*PROBLEM STATEMENT*:
Be exact. Print each record as it stands.

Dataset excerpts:
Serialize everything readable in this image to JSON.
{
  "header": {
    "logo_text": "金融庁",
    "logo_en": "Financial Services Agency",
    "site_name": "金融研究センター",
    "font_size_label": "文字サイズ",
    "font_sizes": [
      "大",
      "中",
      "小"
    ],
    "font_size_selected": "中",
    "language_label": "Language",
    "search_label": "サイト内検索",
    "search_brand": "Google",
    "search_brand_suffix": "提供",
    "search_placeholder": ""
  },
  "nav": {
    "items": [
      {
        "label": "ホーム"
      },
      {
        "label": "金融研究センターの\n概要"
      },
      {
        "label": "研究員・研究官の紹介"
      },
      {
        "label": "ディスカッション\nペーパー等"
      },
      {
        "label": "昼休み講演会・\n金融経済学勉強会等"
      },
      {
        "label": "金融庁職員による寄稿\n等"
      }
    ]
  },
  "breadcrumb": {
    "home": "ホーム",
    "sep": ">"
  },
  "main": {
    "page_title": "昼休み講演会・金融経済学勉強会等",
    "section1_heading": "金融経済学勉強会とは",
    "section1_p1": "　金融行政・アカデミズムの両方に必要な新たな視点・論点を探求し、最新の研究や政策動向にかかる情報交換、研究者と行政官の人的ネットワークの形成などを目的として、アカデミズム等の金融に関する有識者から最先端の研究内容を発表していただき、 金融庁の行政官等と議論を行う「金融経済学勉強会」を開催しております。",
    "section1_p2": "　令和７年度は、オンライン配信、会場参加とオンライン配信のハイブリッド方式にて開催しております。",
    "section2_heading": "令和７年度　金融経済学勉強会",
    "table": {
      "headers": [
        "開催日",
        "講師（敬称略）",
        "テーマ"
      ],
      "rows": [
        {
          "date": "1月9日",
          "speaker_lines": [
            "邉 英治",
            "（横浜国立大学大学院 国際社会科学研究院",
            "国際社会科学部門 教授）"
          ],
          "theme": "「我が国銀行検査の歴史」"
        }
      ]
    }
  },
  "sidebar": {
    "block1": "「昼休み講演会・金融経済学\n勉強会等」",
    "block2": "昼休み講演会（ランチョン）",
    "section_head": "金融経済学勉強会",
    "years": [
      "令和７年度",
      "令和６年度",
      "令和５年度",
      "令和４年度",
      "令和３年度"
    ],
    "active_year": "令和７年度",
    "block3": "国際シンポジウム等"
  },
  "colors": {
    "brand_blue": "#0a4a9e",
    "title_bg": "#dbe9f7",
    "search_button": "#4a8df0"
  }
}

*RESULT OF THIS EXERCISE*:
Serialize everything readable in this image to JSON.
{
  "header": {
    "logo_text": "金融庁",
    "logo_en": "Financial Services Agency",
    "site_name": "金融研究センター",
    "font_size_label": "文字サイズ",
    "font_sizes": [
      "大",
      "中",
      "小"
    ],
    "font_size_selected": "中",
    "language_label": "Language",
    "search_label": "サイト内検索",
    "search_brand": "Google",
    "search_brand_suffix": "提供",
    "search_placeholder": ""
  },
  "nav": {
    "items": [
      {
        "label": "ホーム"
      },
      {
        "label": "金融研究センターの\n概要"
      },
      {
        "label": "研究員・研究官の紹介"
      },
      {
        "label": "ディスカッション\nペーパー等"
      },
      {
        "label": "昼休み講演会・\n金融経済学勉強会等"
      },
      {
        "label": "金融庁職員による寄稿\n等"
      }
    ]
  },
  "breadcrumb": {
    "home": "ホーム",
    "sep": ">"
  },
  "main": {
    "page_title": "昼休み講演会・金融経済学勉強会等",
    "section1_heading": "金融経済学勉強会とは",
    "section1_p1": "　金融行政・アカデミズムの両方に必要な新たな視点・論点を探求し、最新の研究や政策動向にかかる情報交換、研究者と行政官の人的ネットワークの形成などを目的として、アカデミズム等の金融に関する有識者から最先端の研究内容を発表していただき、 金融庁の行政官等と議論を行う「金融経済学勉強会」を開催しております。",
    "section1_p2": "　令和７年度は、オンライン配信、会場参加とオンライン配信のハイブリッド方式にて開催しております。",
    "section2_heading": "令和７年度　金融経済学勉強会",
    "table": {
      "headers": [
        "開催日",
        "講師（敬称略）",
        "テーマ"
      ],
      "rows": [
        {
          "date": "1月9日",
          "speaker_lines": [
            "邉 英治",
            "（横浜国立大学大学院 国際社会科学研究院",
            "国際社会科学部門 教授）"
          ],
          "theme": "「我が国銀行検査の歴史」"
        }
      ]
    }
  },
  "sidebar": {
    "block1": "「昼休み講演会・金融経済学\n勉強会等」",
    "block2": "昼休み講演会（ランチョン）",
    "section_head": "金融経済学勉強会",
    "years": [
      "令和７年度",
      "令和６年度",
      "令和５年度",
      "令和４年度",
      "令和３年度"
    ],
    "active_year": "令和７年度",
    "block3": "国際シンポジウム等"
  },
  "colors": {
    "brand_blue": "#0a4a9e",
    "title_bg": "#dbe9f7",
    "search_button": "#4a8df0"
  }
}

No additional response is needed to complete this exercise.